After completing this chapter you should be able to:
- Use the flexure formula to calculate maximum bending stress
- Design beams carrying loads safely
- Determine the required Section Modulus of a beam
- Select standard structural shapes to be used in a given beam problem
Consider a simply supported beam subjected to external downward loads. The beam will deform (deflect) in such a way that the top surface of the beam cross-section will be under compression while the bottom surface will be in tension. At some location along the vertical axis of the beam, the stress will be zero; this location is the centroid of the cross-section, also called the neutral axis.
To determine the maximum stress due to bending the flexure formula is used:
- σmax is the maximum stress at the farthest surface from the neutral axis (it can be top or bottom)
- M is the bending moment along the length of the beam where the stress is calculated
- if the maximum bending stress is required then M is the maximum bending moment acting on the beam
- Ix is the moment of inertia about x (horizontal) centroidal axis
- c is the maximum distance from the centroidal axis to the extreme fiber (again, this can be to the top or bottom of the shape)
- Zx is called section modulus and is a term that combines the moment of inertia and the distance to the extreme fiber (Zx = Ix / c)
The flexure formula is valid if the following criteria are met:
- the beam is straight, relatively long and narrow and of uniform cross-section
- all the loads act perpendicular to the longitudinal axis of the beam
- the resulting stress is below the limit of proportionality of the material
- the beam material is homogeneous and has equal strength in tension and compression
- if the material has different strengths in tension and compression (example cast iron or other anisotropic materials) then separate calculations are required for both tension and compression surfaces
- no twisting, buckling or crippling occurs
Design problems may follow different scenarios:
- calculate the beam cross-sectional dimensions (find the minimum section modulus Z and choose a standard shape of greater stiffness), given the beam geometry, loading and material.
- select the beam material (find maximum working stress and choose a material of greater strength), given the beam dimensions, loading and dimensions/shape.
- determine if a beam is safe (find actual working stress and compare to design stress), given the beam dimensions, loading and material.

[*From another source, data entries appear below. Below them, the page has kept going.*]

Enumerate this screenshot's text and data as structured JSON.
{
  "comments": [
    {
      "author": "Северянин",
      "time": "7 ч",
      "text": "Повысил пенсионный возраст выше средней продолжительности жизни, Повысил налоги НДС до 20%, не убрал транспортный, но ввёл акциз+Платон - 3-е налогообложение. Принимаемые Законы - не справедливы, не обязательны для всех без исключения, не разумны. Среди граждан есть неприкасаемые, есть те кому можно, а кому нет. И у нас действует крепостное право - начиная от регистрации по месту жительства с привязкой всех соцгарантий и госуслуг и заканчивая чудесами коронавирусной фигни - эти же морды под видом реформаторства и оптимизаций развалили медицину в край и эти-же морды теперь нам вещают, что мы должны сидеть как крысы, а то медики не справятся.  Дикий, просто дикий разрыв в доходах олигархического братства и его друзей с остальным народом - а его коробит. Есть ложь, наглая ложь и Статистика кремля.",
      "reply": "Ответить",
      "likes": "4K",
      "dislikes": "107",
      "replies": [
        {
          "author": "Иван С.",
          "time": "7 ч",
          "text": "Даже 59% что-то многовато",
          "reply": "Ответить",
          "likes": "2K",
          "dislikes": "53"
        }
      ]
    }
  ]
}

Note: if not specified, use σdesign = 0.6×σYS, where σYS is the Yield Strength, from textbook Appendix B.
Problem 1: A simply supported beam, 9.9 meters long, is loaded with concentrated loads as follows:
- 40 kN a@ 1.2 m from left end
- 10 kN @ 3.7 m from left end
- 10 kN @ 6.2 m from left end
- 10 kN @ 8.7 m from left end
The beam is constructed using W200×100 I-beam profile from AISI-1020 cold rolled material. AISC recommends that the maximum bending stress for building-like structures under static loads be kept below 0.66×Sy. Does this construction meet the design requirements?
Problem 2: A pipeline is simply supported above ground on horizontal beams, 4.5 m long. Each beam carries the weight of 20 m Sch 40 DN-600 pipe (see PanGlobal Academic Extract), filled with oil of 0.9 SG. Assuming that the load acts at the center of the beam, calculate the required section modulus of the beam to limit the bending stress to 140 MPa; then select the lightest SI W-beam that satisfies the criteria.
Problem 3: The figure shows the cross-section of a beam built from aluminum 6061-T6. The beam is used as a 45 in. long cantilever. Compute the the maximum allowable uniformly distributed load it could carry while limiting the stress due to bending to one-fifth of the ultimate strength.
Problem 4: Design a walkway to span a newly installed pipeline in your plant. Rigid supports are available on each side of the pipeline, 14 ft apart. The walkway has to be 3.5 ft wide and be able to support a uniformly distributed load of 60 lb/ft2 over its entire surface. Design only the deck boards and the side beams. Use any timber sizes and material grades from textbook Appendix E or others of your own design.
Problem 5: Suggest one beam design problem that you would consider relevant and useful for Power Engineers.